Diagnosing Bronchitis in Cats

Source: PetWave, Updated on December 22, 2015
Bronchitis

Initial Evaluation

Bronchitis in cats can be caused by a number of different things. As a result, diagnosing this disorder may require a number of different tests to determine what the actual cause of the condition is. A veterinarian presented with a cat that is coughing, lethargic and off its feed will get a thorough history from the cat’s owner, including about when the symptoms started and exactly what the cat has been doing that is different from its normal behavior. The vet will perform a comprehensive physical examination of the kitty. The initial evaluation typically will also include drawing blood and taking urine samples for routine testing (these tests include a complete blood count [CBC], serum biochemistry profile [chem panel] and urinalysis). Blood and urine tests can help identify underlying medical conditions such as feline leukemia or feline immunodeficiency virus, which could adversely affect the cat’s immune system and predispose it to bronchial infection. However, the results of these tests in cats with bronchitis are usually unremarkable. The veterinarian may also recommend taking fecal and/or blood samples to test for evidence of internal parasites, such as heartworms and/or lungworms, which might be the cause of the cat’s cough. Heartworm tests are normally performed in areas where heartworm is pervasive (endemic areas), especially if the cat is both coughing and vomiting. While feline lungworms are rare in the United States, some veterinarians may still want to test for this parasite.

Diagnostic Procedures

The veterinary physical examination and history are essential in establishing a presumptive diagnosis of bronchial disease in cats. The remaining diagnostic procedures will be focused on trying to find the underlying reason for the cat’s upper airway irritation.
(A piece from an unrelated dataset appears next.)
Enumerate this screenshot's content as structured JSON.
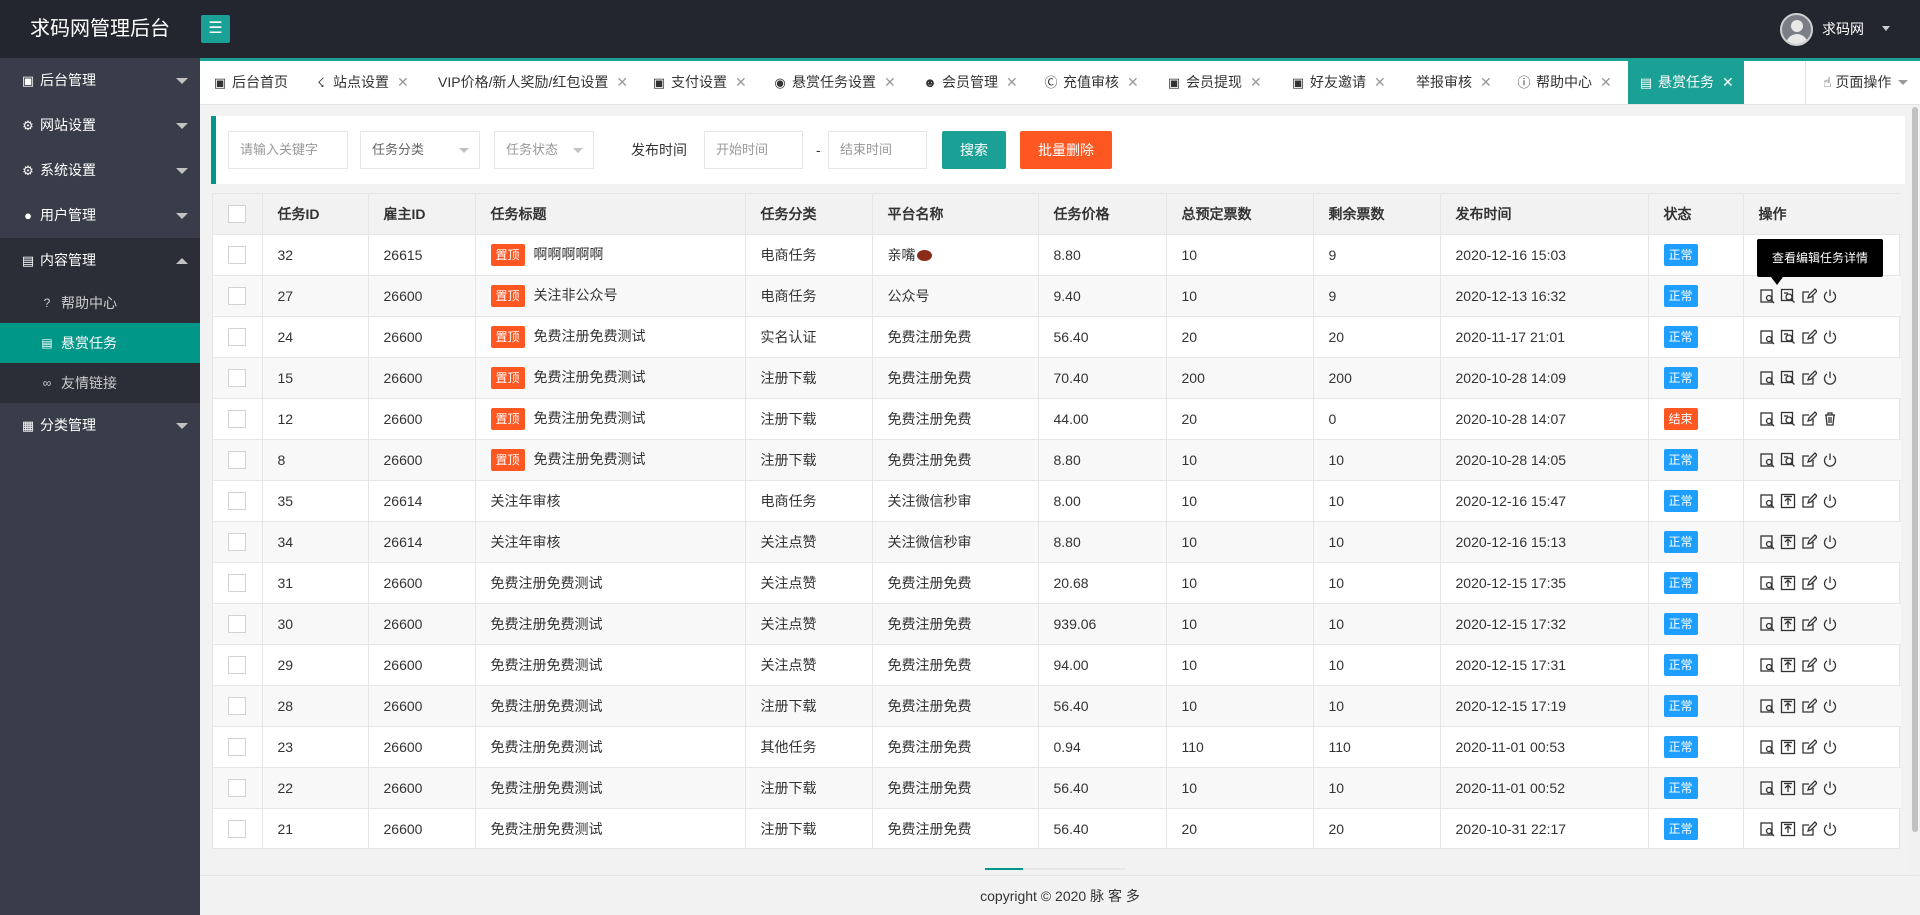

Thoracic radiographs (chest X-rays) are usually the first advanced diagnostic tool to evaluate a coughing cat. Cats with bronchitis will have bronchial thickening and other tell-tale signs that will alert the medical team to consider bronchitis as a cause of its symptoms. An echocardiogram can be performed to rule out heart disease as a cause of the cat’s cough. Sampling of the cat’s airway secretions can help to establish the nature and extent of inflammation and/or infection. The samples must be taken from the lower airways and must be done under sedation or general anesthesia. The samples can be taken through several different procedures, including transtracheal wash and bronchoalveolar lavage. Bronchoscopy is the preferred test for evaluating an animal’s airways. This involves inserting a small tube with a camera on its end down through the trachea. It allows the veterinarian to actually see the lining of the airways, and also lets her take samples. Your veterinarian can explain each of these procedures to you in greater detail. Arterial blood gas measurements can be taken to assess the amount of oxygen circulating in the cat’s blood stream if severe respiratory distress is present, although this is uncommon.